The anniversary of the Ferguson unrest could have been a good opportunity for Americans to reflect on racial divide. Unfortunately, a similar incident took place again.
On the eve of the anniversary of the Ferguson turmoil triggered by the killing of black teenager Michael Brown by a white police officer, a 19-year-old black man was shot dead in Texas by a white officer during a burglary call.
The shooting, along with a series of other similar cases in which African-Americans were shot by white officers after the Ferguson incident, revealed once again the long-standing problem of racial divide, a deeply rooted chronic disease of the U.S. society.
The fatal shooting of unarmed 18-year-old Brown by white officer Darren Wilson on Aug. 9, 2014, immediately sparked fierce clashes in Ferguson, Missouri, and prompted nationwide protests, with an outburst of anger following a grand jury decision not to indict Wilson in November.
Such a nationwide unrest didn't seem to have brought about any change, as more such cases continued to take the spotlight in the following months, including the fatal shooting of a black suspect in North Charleston, and the death of a 25-year-old African-American who suffered a spine injury in police custody in Baltimore, Maryland.
Serving as a plain demonstration of the country's deep-rooted racial divide, these tragic yet outrageous incidents also indicated apparent social injustice, as is shown in a U.S. Justice Department report released early March, which pointed out that systematic racism exists within the Ferguson Police Department, leading to multiple resignations.
A new study released by Women Donors Network in July said 95 percent of the elected prosecutors in the United States are white, while only 4 percent are minority men and 1 percent are minority women.
A new Gallup poll found that only 47 percent of the Americans surveyed regard relations between blacks and whites as at least "somewhat good," declining sharply from 70 percent in 2013.
Five decades after the enactment of the landmark Civil Rights Act, racial divide and social injustice remain entrenched in the U.S. society, casting a shadow over the glamorous American Dream.

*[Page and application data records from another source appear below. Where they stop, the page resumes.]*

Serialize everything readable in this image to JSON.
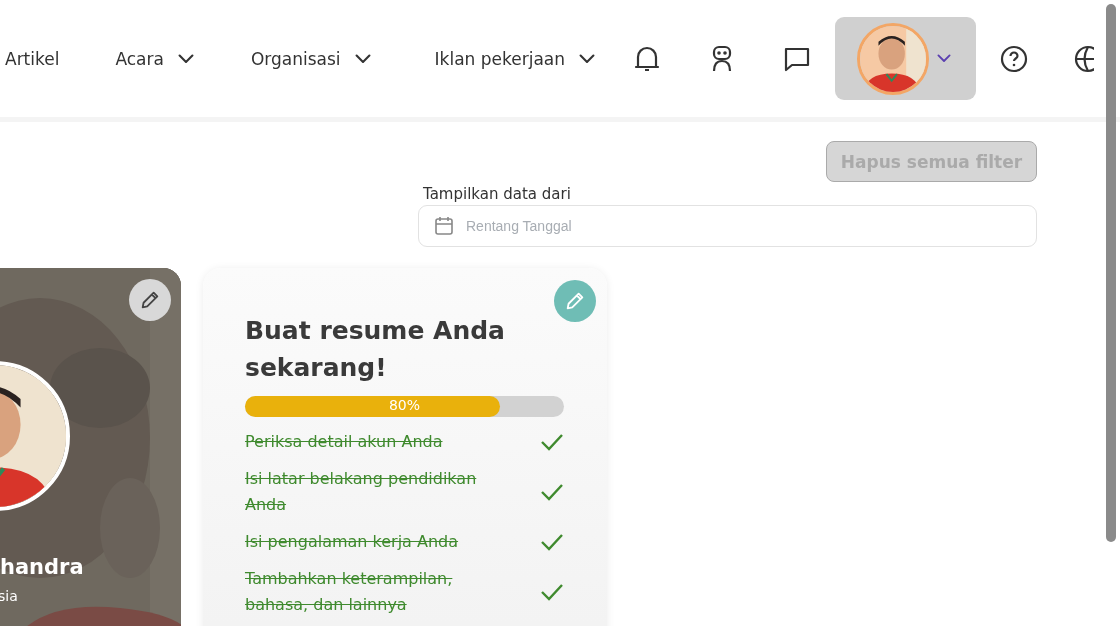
{
  "nav": {
    "links": [
      {
        "label": "Artikel",
        "dropdown": false
      },
      {
        "label": "Acara",
        "dropdown": true
      },
      {
        "label": "Organisasi",
        "dropdown": true
      },
      {
        "label": "Iklan pekerjaan",
        "dropdown": true
      }
    ]
  },
  "filters": {
    "clear_button": {
      "label": "Hapus semua filter",
      "disabled": true
    },
    "date_range": {
      "label": "Tampilkan data dari",
      "placeholder": "Rentang Tanggal"
    }
  },
  "profile_card": {
    "name": "handra",
    "subtitle": "sia"
  },
  "resume_card": {
    "title": "Buat resume Anda sekarang!",
    "progress": {
      "level": 0.8,
      "reading": "80%"
    },
    "tasks": [
      {
        "label": "Periksa detail akun Anda",
        "done": true
      },
      {
        "label": "Isi latar belakang pendidikan Anda",
        "done": true
      },
      {
        "label": "Isi pengalaman kerja Anda",
        "done": true
      },
      {
        "label": "Tambahkan keterampilan, bahasa, dan lainnya",
        "done": true
      }
    ]
  }
}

Unless the issues are addressed, Uncle Sam would be nothing more than a hypocrite touting itself as a human rights defender, which fails to safeguard human rights on its own soil.